BEGIN Given records
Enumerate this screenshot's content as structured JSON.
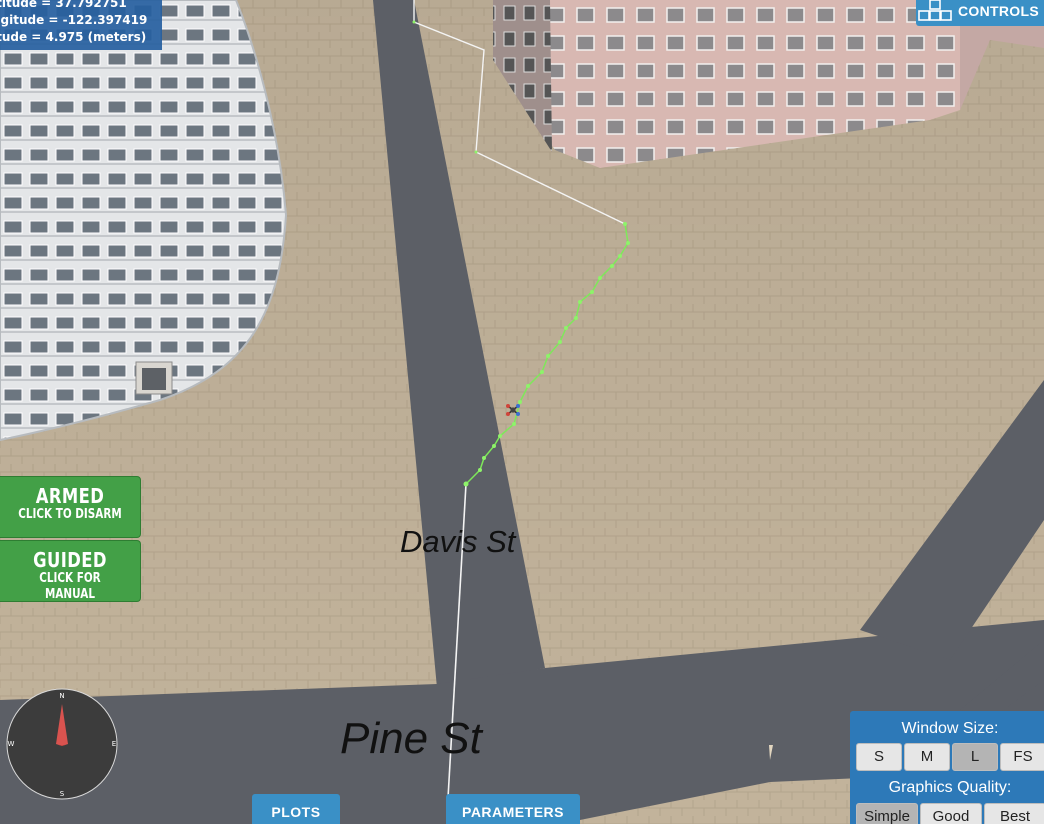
{
  "gps": {
    "latitude_text": "ltitude = 37.792751",
    "longitude_text": "ngitude = -122.397419",
    "altitude_text": "itude = 4.975 (meters)"
  },
  "controls": {
    "label": "CONTROLS",
    "icon": "keyboard-icon"
  },
  "mode_buttons": {
    "armed": {
      "title": "ARMED",
      "subtitle": "CLICK TO DISARM"
    },
    "guided": {
      "title": "GUIDED",
      "subtitle": "CLICK FOR MANUAL"
    }
  },
  "compass": {
    "n": "N",
    "s": "S",
    "e": "E",
    "w": "W"
  },
  "streets": {
    "davis": "Davis St",
    "pine": "Pine St"
  },
  "tabs": {
    "plots": "PLOTS",
    "parameters": "PARAMETERS"
  },
  "settings": {
    "window_size_label": "Window Size:",
    "window_sizes": [
      "S",
      "M",
      "L",
      "FS"
    ],
    "window_size_selected": "L",
    "graphics_quality_label": "Graphics Quality:",
    "graphics_qualities": [
      "Simple",
      "Good",
      "Best"
    ],
    "graphics_quality_selected": "Simple"
  },
  "colors": {
    "panel_blue": "#2d79b8",
    "button_blue": "#3a90c6",
    "armed_green": "#43a047",
    "path_green": "#7ee85a",
    "road_gray": "#5c5f66"
  }
}
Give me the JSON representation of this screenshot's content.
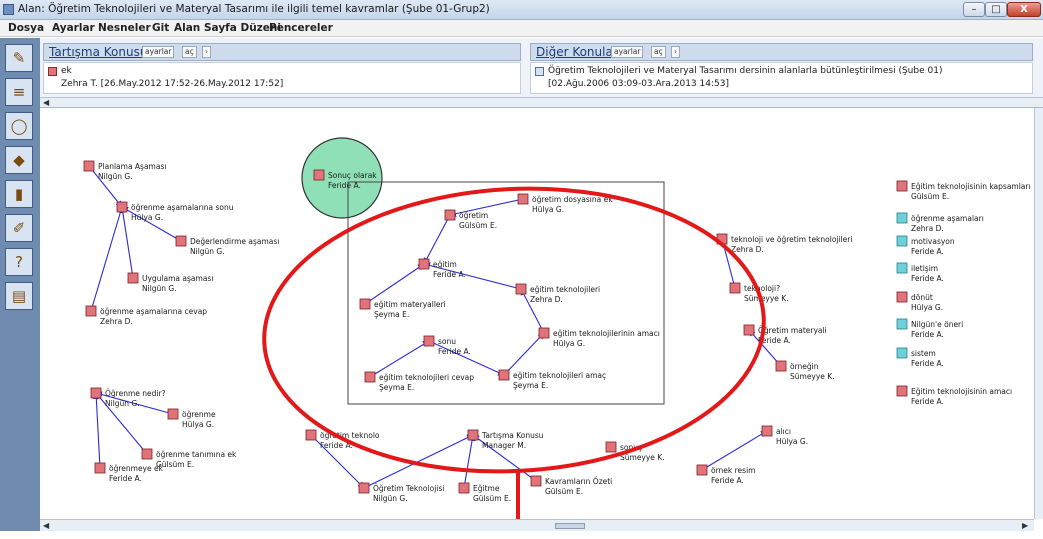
{
  "window": {
    "title": "Alan: Öğretim Teknolojileri ve Materyal Tasarımı ile ilgili temel kavramlar (Şube 01-Grup2)",
    "btn_min": "–",
    "btn_max": "□",
    "btn_close": "X"
  },
  "menu": [
    "Dosya",
    "Ayarlar",
    "Nesneler",
    "Git",
    "Alan",
    "Sayfa Düzeni",
    "Pencereler"
  ],
  "toolbar_icons": [
    "pencil-icon",
    "list-icon",
    "circle-tool-icon",
    "stack-icon",
    "chart-icon",
    "brush-icon",
    "help-icon",
    "page-icon"
  ],
  "discussion_panel": {
    "title": "Tartışma Konusu",
    "settings": "ayarlar",
    "open": "aç",
    "next": "›",
    "item_name": "ek",
    "item_meta": "Zehra T.  [26.May.2012 17:52-26.May.2012 17:52]"
  },
  "other_topics_panel": {
    "title": "Diğer Konular",
    "settings": "ayarlar",
    "open": "aç",
    "next": "›",
    "item_name": "Öğretim Teknolojileri ve Materyal Tasarımı dersinin alanlarla bütünleştirilmesi (Şube 01)",
    "item_meta": "[02.Ağu.2006 03:09-03.Ara.2013 14:53]"
  },
  "nodes": [
    {
      "name": "Planlama Aşaması",
      "author": "Nilgün G."
    },
    {
      "name": "öğrenme aşamalarına sonu",
      "author": "Hülya G."
    },
    {
      "name": "Değerlendirme aşaması",
      "author": "Nilgün G."
    },
    {
      "name": "Uygulama aşaması",
      "author": "Nilgün G."
    },
    {
      "name": "öğrenme aşamalarına cevap",
      "author": "Zehra D."
    },
    {
      "name": "Sonuç olarak",
      "author": "Feride A."
    },
    {
      "name": "öğretim dosyasına ek",
      "author": "Hülya G."
    },
    {
      "name": "öğretim",
      "author": "Gülsüm E."
    },
    {
      "name": "eğitim",
      "author": "Feride A."
    },
    {
      "name": "eğitim materyalleri",
      "author": "Şeyma E."
    },
    {
      "name": "eğitim teknolojileri",
      "author": "Zehra D."
    },
    {
      "name": "eğitim teknolojilerinin amacı",
      "author": "Hülya G."
    },
    {
      "name": "sonu",
      "author": "Feride A."
    },
    {
      "name": "eğitim teknolojileri cevap",
      "author": "Şeyma E."
    },
    {
      "name": "eğitim teknolojileri amaç",
      "author": "Şeyma E."
    },
    {
      "name": "teknoloji ve öğretim teknolojileri",
      "author": "Zehra D."
    },
    {
      "name": "teknoloji?",
      "author": "Sümeyye K."
    },
    {
      "name": "Öğretim materyali",
      "author": "Feride A."
    },
    {
      "name": "örneğin",
      "author": "Sümeyye K."
    },
    {
      "name": "Öğrenme nedir?",
      "author": "Nilgün G."
    },
    {
      "name": "öğrenme",
      "author": "Hülya G."
    },
    {
      "name": "öğrenme tanımına ek",
      "author": "Gülsüm E."
    },
    {
      "name": "öğrenmeye ek",
      "author": "Feride A."
    },
    {
      "name": "öğretim teknolo",
      "author": "Feride A."
    },
    {
      "name": "Öğretim Teknolojisi",
      "author": "Nilgün G."
    },
    {
      "name": "Tartışma Konusu",
      "author": "Manager M."
    },
    {
      "name": "Eğitme",
      "author": "Gülsüm E."
    },
    {
      "name": "sonuç",
      "author": "Sümeyye K."
    },
    {
      "name": "Kavramların Özeti",
      "author": "Gülsüm E."
    },
    {
      "name": "alıcı",
      "author": "Hülya G."
    },
    {
      "name": "örnek resim",
      "author": "Feride A."
    },
    {
      "name": "Eğitim teknolojisinin kapsamları",
      "author": "Gülsüm E."
    },
    {
      "name": "öğrenme aşamaları",
      "author": "Zehra D."
    },
    {
      "name": "motivasyon",
      "author": "Feride A."
    },
    {
      "name": "iletişim",
      "author": "Feride A."
    },
    {
      "name": "dönüt",
      "author": "Hülya G."
    },
    {
      "name": "Nilgün'e öneri",
      "author": "Feride A."
    },
    {
      "name": "sistem",
      "author": "Feride A."
    },
    {
      "name": "Eğitim teknolojisinin amacı",
      "author": "Feride A."
    }
  ],
  "colors": {
    "node_red": "#e0747a",
    "node_cyan": "#6ed0d8",
    "arrow": "#2b2bd6",
    "annotation": "#e31818",
    "highlight_circle": "#8fe0b7"
  }
}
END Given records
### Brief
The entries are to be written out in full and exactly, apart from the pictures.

### Answer for the task
Enumerate this screenshot's content as structured JSON.
{
  "gps": {
    "latitude_text": "ltitude = 37.792751",
    "longitude_text": "ngitude = -122.397419",
    "altitude_text": "itude = 4.975 (meters)"
  },
  "controls": {
    "label": "CONTROLS",
    "icon": "keyboard-icon"
  },
  "mode_buttons": {
    "armed": {
      "title": "ARMED",
      "subtitle": "CLICK TO DISARM"
    },
    "guided": {
      "title": "GUIDED",
      "subtitle": "CLICK FOR MANUAL"
    }
  },
  "compass": {
    "n": "N",
    "s": "S",
    "e": "E",
    "w": "W"
  },
  "streets": {
    "davis": "Davis St",
    "pine": "Pine St"
  },
  "tabs": {
    "plots": "PLOTS",
    "parameters": "PARAMETERS"
  },
  "settings": {
    "window_size_label": "Window Size:",
    "window_sizes": [
      "S",
      "M",
      "L",
      "FS"
    ],
    "window_size_selected": "L",
    "graphics_quality_label": "Graphics Quality:",
    "graphics_qualities": [
      "Simple",
      "Good",
      "Best"
    ],
    "graphics_quality_selected": "Simple"
  },
  "colors": {
    "panel_blue": "#2d79b8",
    "button_blue": "#3a90c6",
    "armed_green": "#43a047",
    "path_green": "#7ee85a",
    "road_gray": "#5c5f66"
  }
}
Give me the JSON representation of this screenshot's content.
{
  "window": {
    "title": "Alan: Öğretim Teknolojileri ve Materyal Tasarımı ile ilgili temel kavramlar (Şube 01-Grup2)",
    "btn_min": "–",
    "btn_max": "□",
    "btn_close": "X"
  },
  "menu": [
    "Dosya",
    "Ayarlar",
    "Nesneler",
    "Git",
    "Alan",
    "Sayfa Düzeni",
    "Pencereler"
  ],
  "toolbar_icons": [
    "pencil-icon",
    "list-icon",
    "circle-tool-icon",
    "stack-icon",
    "chart-icon",
    "brush-icon",
    "help-icon",
    "page-icon"
  ],
  "discussion_panel": {
    "title": "Tartışma Konusu",
    "settings": "ayarlar",
    "open": "aç",
    "next": "›",
    "item_name": "ek",
    "item_meta": "Zehra T.  [26.May.2012 17:52-26.May.2012 17:52]"
  },
  "other_topics_panel": {
    "title": "Diğer Konular",
    "settings": "ayarlar",
    "open": "aç",
    "next": "›",
    "item_name": "Öğretim Teknolojileri ve Materyal Tasarımı dersinin alanlarla bütünleştirilmesi (Şube 01)",
    "item_meta": "[02.Ağu.2006 03:09-03.Ara.2013 14:53]"
  },
  "nodes": [
    {
      "name": "Planlama Aşaması",
      "author": "Nilgün G."
    },
    {
      "name": "öğrenme aşamalarına sonu",
      "author": "Hülya G."
    },
    {
      "name": "Değerlendirme aşaması",
      "author": "Nilgün G."
    },
    {
      "name": "Uygulama aşaması",
      "author": "Nilgün G."
    },
    {
      "name": "öğrenme aşamalarına cevap",
      "author": "Zehra D."
    },
    {
      "name": "Sonuç olarak",
      "author": "Feride A."
    },
    {
      "name": "öğretim dosyasına ek",
      "author": "Hülya G."
    },
    {
      "name": "öğretim",
      "author": "Gülsüm E."
    },
    {
      "name": "eğitim",
      "author": "Feride A."
    },
    {
      "name": "eğitim materyalleri",
      "author": "Şeyma E."
    },
    {
      "name": "eğitim teknolojileri",
      "author": "Zehra D."
    },
    {
      "name": "eğitim teknolojilerinin amacı",
      "author": "Hülya G."
    },
    {
      "name": "sonu",
      "author": "Feride A."
    },
    {
      "name": "eğitim teknolojileri cevap",
      "author": "Şeyma E."
    },
    {
      "name": "eğitim teknolojileri amaç",
      "author": "Şeyma E."
    },
    {
      "name": "teknoloji ve öğretim teknolojileri",
      "author": "Zehra D."
    },
    {
      "name": "teknoloji?",
      "author": "Sümeyye K."
    },
    {
      "name": "Öğretim materyali",
      "author": "Feride A."
    },
    {
      "name": "örneğin",
      "author": "Sümeyye K."
    },
    {
      "name": "Öğrenme nedir?",
      "author": "Nilgün G."
    },
    {
      "name": "öğrenme",
      "author": "Hülya G."
    },
    {
      "name": "öğrenme tanımına ek",
      "author": "Gülsüm E."
    },
    {
      "name": "öğrenmeye ek",
      "author": "Feride A."
    },
    {
      "name": "öğretim teknolo",
      "author": "Feride A."
    },
    {
      "name": "Öğretim Teknolojisi",
      "author": "Nilgün G."
    },
    {
      "name": "Tartışma Konusu",
      "author": "Manager M."
    },
    {
      "name": "Eğitme",
      "author": "Gülsüm E."
    },
    {
      "name": "sonuç",
      "author": "Sümeyye K."
    },
    {
      "name": "Kavramların Özeti",
      "author": "Gülsüm E."
    },
    {
      "name": "alıcı",
      "author": "Hülya G."
    },
    {
      "name": "örnek resim",
      "author": "Feride A."
    },
    {
      "name": "Eğitim teknolojisinin kapsamları",
      "author": "Gülsüm E."
    },
    {
      "name": "öğrenme aşamaları",
      "author": "Zehra D."
    },
    {
      "name": "motivasyon",
      "author": "Feride A."
    },
    {
      "name": "iletişim",
      "author": "Feride A."
    },
    {
      "name": "dönüt",
      "author": "Hülya G."
    },
    {
      "name": "Nilgün'e öneri",
      "author": "Feride A."
    },
    {
      "name": "sistem",
      "author": "Feride A."
    },
    {
      "name": "Eğitim teknolojisinin amacı",
      "author": "Feride A."
    }
  ],
  "colors": {
    "node_red": "#e0747a",
    "node_cyan": "#6ed0d8",
    "arrow": "#2b2bd6",
    "annotation": "#e31818",
    "highlight_circle": "#8fe0b7"
  }
}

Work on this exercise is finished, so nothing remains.